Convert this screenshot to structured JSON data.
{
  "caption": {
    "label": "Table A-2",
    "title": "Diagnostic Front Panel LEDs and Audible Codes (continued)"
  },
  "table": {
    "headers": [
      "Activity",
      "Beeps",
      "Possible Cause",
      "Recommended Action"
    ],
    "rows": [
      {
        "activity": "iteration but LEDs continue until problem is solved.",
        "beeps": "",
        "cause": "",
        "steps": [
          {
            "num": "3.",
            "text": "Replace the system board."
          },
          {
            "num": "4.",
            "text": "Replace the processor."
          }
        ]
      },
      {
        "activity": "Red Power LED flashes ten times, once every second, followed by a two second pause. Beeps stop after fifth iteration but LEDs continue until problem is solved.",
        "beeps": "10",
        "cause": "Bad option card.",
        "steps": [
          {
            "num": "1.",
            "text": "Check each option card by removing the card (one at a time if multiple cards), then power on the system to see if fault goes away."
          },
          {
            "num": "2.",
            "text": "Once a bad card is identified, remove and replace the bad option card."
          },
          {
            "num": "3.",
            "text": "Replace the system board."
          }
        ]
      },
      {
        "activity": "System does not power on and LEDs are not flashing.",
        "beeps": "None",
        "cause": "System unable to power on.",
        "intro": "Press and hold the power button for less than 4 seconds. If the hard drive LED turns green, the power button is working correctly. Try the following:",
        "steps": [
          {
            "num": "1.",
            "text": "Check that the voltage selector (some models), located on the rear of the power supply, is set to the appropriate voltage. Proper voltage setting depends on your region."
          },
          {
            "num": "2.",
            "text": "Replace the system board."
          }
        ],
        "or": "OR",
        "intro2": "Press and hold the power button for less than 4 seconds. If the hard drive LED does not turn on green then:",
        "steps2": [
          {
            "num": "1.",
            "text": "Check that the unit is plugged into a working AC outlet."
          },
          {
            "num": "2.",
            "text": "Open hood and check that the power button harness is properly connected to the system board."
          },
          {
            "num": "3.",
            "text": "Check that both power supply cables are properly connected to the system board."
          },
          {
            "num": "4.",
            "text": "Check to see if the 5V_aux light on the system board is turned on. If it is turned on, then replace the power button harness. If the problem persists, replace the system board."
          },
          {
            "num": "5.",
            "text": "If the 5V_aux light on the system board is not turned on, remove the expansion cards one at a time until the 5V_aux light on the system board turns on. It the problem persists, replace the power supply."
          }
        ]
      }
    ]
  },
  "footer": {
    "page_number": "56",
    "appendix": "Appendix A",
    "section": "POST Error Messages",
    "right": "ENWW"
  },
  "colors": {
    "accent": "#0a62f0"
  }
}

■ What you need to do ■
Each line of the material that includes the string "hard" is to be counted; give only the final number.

■ Response box ■
2